    Company :

    A company is its own legal entity and lets you conduct business throughout Australia. You can also make use of other privileges, such as corporate tax rates or limited liability.

    Advantages of Company

    • Limited liabilities : this is most advantage of running business under a company structure, the shareholder will have limited liabilities for obligations ,(e.g tax debts )
    • You will be taxed at fix rates-30%: the tax rates are fixed at 30% so you don`t need worry to pay higher tax rates when your net profit is high
    • You are more flexible to do tax planning : you may distribute some of your company profit to associate (e.g shareholder/ paying dividends ) to do the tax planning to achieve lower tax rates

    Disadvantages of Company

    • More legal compliance (compare with sole trader ): as a company, there will be more legal compliance (e.g ASIC/ATO/ certain insurances ).
    • You can`t use company money as your pocket money: this is very common problems for small-medium business owners, when they transfer the business structure from sole trader to company, they still keep withdrawing money from company bank account regularly. This will lead to Directors Loan issue ( Div 7A Loan ).

    Others- Partnership & Trust

    Trust :

    A trust is a business structure whereby you operate the business as a ‘trustee’. This means you are responsible for holding income, assets or property for the benefit of others, who are then referred to as ‘beneficiaries’. A trustee could be an individual person, a number of people (partnership) or a company

    Partnerhsip :

    A partnership is defined as being two or more persons (partners) engaging in business together with a view to make profit – this is sometimes referred to as a ‘strategic alliance’. While partnerships don’t legally have to be equal for the partners involved, all partners share the responsibilities and risks involved in running the business.

    Income from a partnership

    While a business partnership doesn’t pay tax on its income, it must lodge a partnership tax return declaring all income earned and all deductible expenses. It will also show how the net income or loss was distributed between the partners.

    Each partner must declare their individual share of the partnership’s net income or loss in their individual tax return, whether or not they actually received the income.

    For capital gains tax (CGT) purposes, each partner owns a proportion of each CGT asset and calculates a capital gain or capital loss on their share of each asset.

    The individual partners make a capital gain or capital loss from a CGT event, not the partnership itself.

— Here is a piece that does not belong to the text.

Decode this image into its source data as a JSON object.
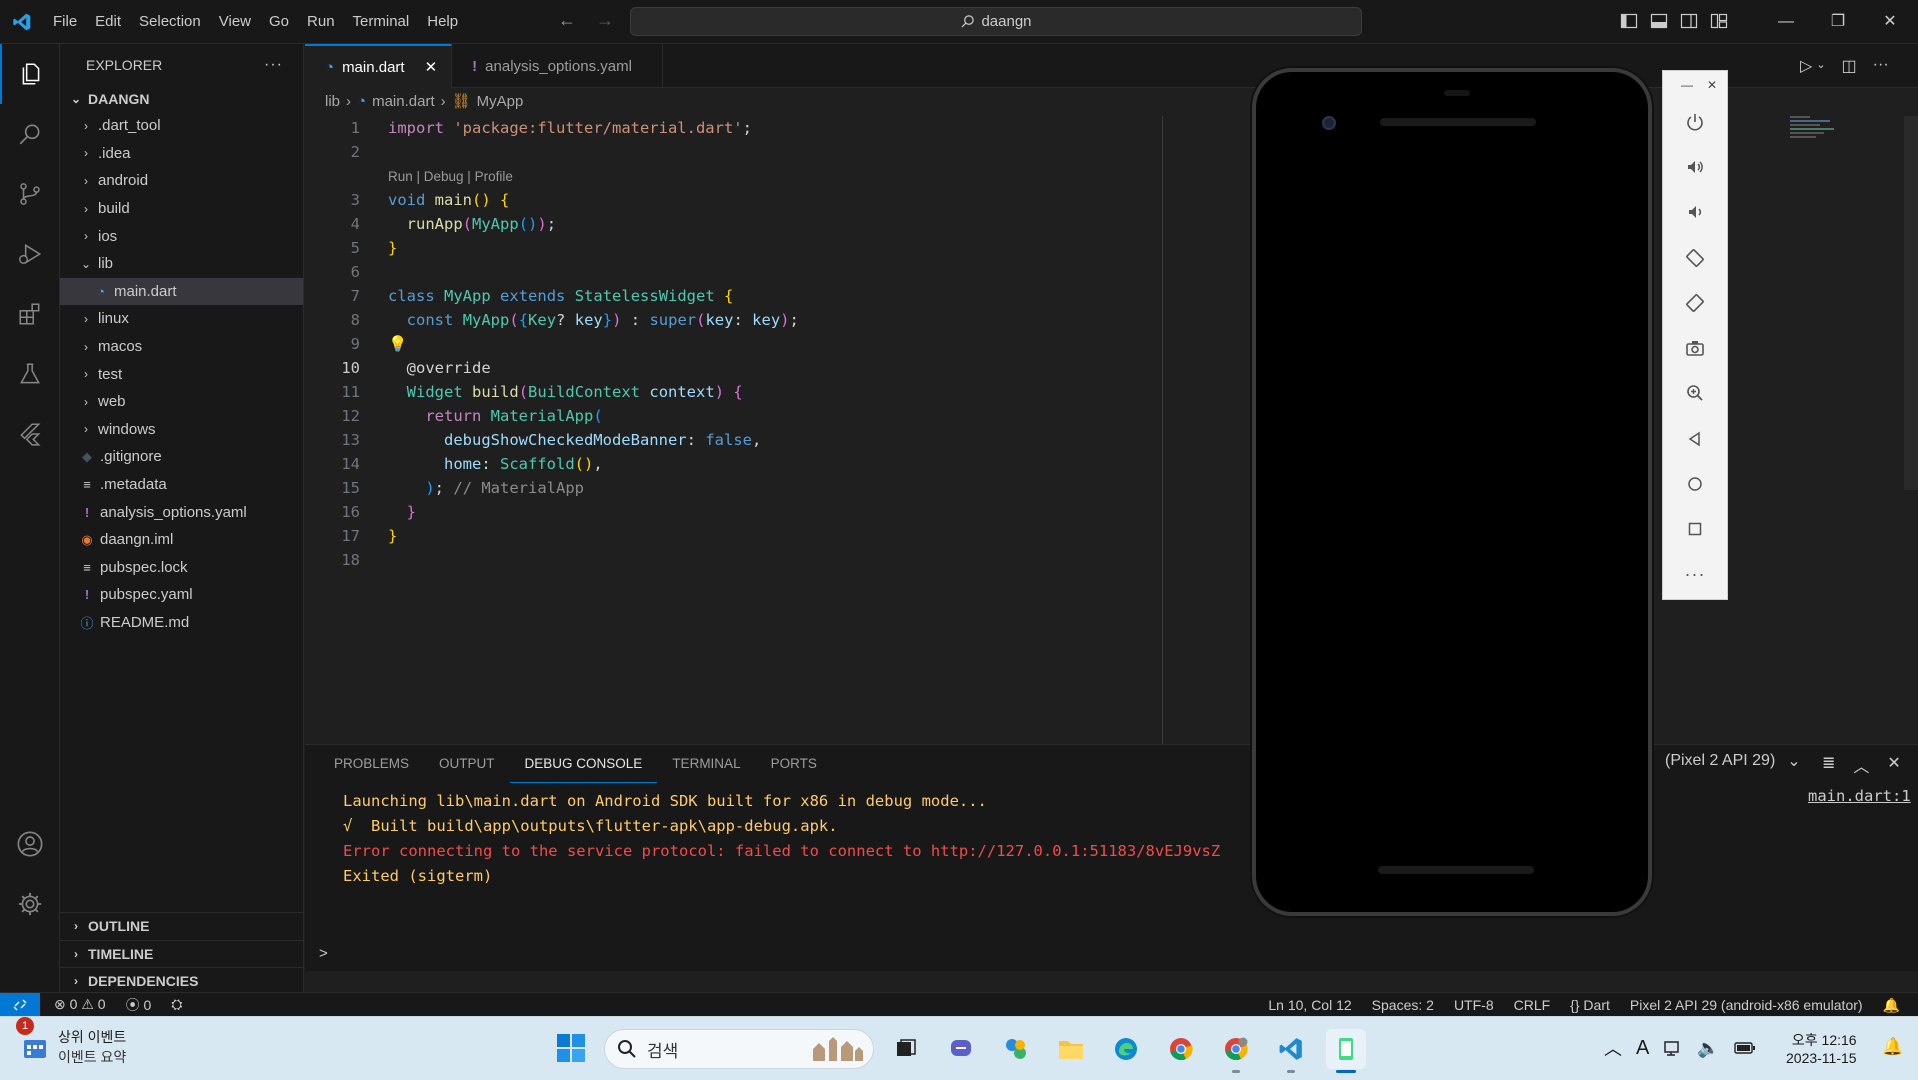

    Income from a trust

    Like a partnership, a trust is not a separate taxable entity, but the trustee is required to lodge a tax return for the trust.

    Generally, the beneficiaries of the trust declare the amount of the trust’s income to which they are entitled in their own tax return and pay tax on it – even if they didn’t actually receive the income.

    An exception to this is, you don’t need to declare a trust distribution if family trust distribution tax has already been paid.